PROBLEM: Return only those lines of the records below in which "Gast" appears.

RECORDS FOR THIS TASK:
# # # # # # #

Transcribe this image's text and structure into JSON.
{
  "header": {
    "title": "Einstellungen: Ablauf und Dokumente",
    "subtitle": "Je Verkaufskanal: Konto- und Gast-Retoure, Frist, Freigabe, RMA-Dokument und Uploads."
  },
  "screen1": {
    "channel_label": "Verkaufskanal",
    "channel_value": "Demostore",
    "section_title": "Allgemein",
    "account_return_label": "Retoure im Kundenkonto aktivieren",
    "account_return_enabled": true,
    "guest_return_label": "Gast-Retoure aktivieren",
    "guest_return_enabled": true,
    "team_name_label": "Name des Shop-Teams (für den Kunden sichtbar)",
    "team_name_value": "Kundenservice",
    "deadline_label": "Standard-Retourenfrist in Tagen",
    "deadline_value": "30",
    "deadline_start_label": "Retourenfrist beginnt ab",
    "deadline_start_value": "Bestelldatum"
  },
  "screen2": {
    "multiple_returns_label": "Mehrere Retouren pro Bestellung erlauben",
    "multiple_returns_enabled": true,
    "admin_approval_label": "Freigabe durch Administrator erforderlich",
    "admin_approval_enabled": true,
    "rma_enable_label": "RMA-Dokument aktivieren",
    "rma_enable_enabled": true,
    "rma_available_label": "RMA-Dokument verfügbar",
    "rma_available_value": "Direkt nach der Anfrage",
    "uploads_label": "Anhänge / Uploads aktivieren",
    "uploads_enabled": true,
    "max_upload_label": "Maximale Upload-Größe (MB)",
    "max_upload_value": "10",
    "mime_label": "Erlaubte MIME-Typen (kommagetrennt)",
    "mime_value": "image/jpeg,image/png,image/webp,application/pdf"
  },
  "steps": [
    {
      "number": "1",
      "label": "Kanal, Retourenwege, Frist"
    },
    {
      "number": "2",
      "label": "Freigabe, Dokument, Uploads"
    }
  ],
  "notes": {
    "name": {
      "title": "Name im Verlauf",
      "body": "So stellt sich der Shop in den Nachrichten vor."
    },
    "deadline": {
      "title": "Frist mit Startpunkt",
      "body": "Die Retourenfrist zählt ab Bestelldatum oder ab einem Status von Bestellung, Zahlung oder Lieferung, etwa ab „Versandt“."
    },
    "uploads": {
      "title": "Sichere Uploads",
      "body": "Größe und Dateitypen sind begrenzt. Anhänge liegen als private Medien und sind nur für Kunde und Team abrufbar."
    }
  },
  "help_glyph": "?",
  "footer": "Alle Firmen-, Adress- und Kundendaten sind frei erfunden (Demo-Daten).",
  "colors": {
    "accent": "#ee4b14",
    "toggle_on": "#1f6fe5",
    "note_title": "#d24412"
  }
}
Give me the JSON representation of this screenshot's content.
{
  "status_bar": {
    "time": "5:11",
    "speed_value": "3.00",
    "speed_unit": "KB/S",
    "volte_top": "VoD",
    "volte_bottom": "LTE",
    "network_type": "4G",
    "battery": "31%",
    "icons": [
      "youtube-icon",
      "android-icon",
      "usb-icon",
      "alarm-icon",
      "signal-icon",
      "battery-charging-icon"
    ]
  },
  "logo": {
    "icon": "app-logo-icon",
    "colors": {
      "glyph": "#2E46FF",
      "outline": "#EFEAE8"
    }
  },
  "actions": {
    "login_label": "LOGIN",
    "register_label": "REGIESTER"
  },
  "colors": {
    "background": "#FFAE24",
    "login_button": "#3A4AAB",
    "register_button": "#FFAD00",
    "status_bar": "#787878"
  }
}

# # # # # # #

OUTPUT FOR THIS EXERCISE:
    "subtitle": "Je Verkaufskanal: Konto- und Gast-Retoure, Frist, Freigabe, RMA-Dokument und Uploads."
    "guest_return_label": "Gast-Retoure aktivieren",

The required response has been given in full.